When I said You are Dead to Me what I Meant is that I Loved You
by Kelly Gray
Within your absence
great obsequies within our church
which was a field.
I pulled grief sounds from the soil
beneath my feet up through my body,
my hands lap bound and rattling
to hold the memory of you
brining me a sweetness I could eat
while my knees were safely exposed.
When my wails subsided
I spoke carefully of your life
to a room full of strangers,
as if a part of mine had not ended
when we were both alive,
quiet to the way you fed me,
a thousand funerals in the shape
of our dresses.

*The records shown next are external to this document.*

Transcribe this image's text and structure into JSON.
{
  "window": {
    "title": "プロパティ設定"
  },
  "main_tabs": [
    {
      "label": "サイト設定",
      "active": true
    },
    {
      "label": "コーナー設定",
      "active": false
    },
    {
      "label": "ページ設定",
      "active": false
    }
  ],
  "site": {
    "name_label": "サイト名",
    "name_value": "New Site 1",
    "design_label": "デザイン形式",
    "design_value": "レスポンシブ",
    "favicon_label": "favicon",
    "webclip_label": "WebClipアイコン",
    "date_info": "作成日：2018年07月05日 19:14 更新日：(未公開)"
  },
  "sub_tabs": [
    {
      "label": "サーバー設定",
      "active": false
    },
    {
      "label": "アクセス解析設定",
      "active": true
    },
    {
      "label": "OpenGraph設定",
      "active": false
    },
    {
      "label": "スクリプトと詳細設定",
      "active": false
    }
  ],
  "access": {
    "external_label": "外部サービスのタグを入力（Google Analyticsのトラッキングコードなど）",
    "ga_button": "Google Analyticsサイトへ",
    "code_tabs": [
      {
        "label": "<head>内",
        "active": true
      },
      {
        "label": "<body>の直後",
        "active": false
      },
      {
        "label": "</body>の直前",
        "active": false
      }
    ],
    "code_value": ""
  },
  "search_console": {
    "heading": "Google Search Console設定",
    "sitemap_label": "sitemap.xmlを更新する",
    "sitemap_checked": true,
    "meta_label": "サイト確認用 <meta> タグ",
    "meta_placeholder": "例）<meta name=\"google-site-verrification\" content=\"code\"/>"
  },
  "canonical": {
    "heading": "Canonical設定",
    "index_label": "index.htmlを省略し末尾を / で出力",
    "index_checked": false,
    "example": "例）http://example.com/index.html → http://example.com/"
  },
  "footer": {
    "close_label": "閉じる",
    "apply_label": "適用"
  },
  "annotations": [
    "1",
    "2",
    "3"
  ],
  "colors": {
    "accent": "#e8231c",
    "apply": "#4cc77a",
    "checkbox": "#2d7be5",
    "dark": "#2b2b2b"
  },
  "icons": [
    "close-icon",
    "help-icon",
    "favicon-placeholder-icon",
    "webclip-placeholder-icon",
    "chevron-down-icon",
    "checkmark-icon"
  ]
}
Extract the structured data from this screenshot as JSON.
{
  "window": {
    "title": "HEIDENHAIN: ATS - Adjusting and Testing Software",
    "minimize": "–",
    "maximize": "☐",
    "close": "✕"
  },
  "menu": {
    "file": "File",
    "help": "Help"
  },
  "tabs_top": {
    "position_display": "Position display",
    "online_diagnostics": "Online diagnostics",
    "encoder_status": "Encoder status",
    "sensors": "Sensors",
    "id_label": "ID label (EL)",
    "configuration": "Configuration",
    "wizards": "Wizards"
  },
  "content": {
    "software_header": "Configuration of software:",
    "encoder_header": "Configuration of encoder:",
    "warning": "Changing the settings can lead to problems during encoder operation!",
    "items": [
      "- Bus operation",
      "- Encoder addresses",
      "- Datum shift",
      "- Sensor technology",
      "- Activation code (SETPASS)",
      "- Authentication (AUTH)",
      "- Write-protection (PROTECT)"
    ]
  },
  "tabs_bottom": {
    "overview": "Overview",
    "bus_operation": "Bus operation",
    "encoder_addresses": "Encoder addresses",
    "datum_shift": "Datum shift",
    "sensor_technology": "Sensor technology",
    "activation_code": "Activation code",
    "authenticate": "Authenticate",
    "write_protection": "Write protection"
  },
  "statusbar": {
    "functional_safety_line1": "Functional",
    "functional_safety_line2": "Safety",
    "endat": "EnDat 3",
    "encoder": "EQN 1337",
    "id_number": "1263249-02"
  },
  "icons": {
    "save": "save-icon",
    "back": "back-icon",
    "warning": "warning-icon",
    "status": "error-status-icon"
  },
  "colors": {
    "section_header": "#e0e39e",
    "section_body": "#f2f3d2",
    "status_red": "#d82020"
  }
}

Kelly Gray’s writing appears or is forthcoming in Witness Magazine, Southern Humanities Review, Permafrost, Trampset, and Rust & Moth, among other places. She is the recipient of the Neutrino Prize from Passages North and the ArtSurround Cohort Grant, and she was runner-up for the Witness Literary Awards. Her collections include Instructions for an Animal Body (Moon Tide Press), and Tiger Paw, Tiger Paw, Knife, Knife (Quarter Press), MUD~ Field Notes from a Juvenile Psychiatric Institution (Bottlecap Press), and Quag Daughter (forthcoming from Dancing Girl Press). She’s thrilled to have been selected to teach with California Poets in the Schools, and is hard at work creating a curriculum based on monsters, edges and lore. You can follow her wanderings at @_west_of_west and writekgray.com.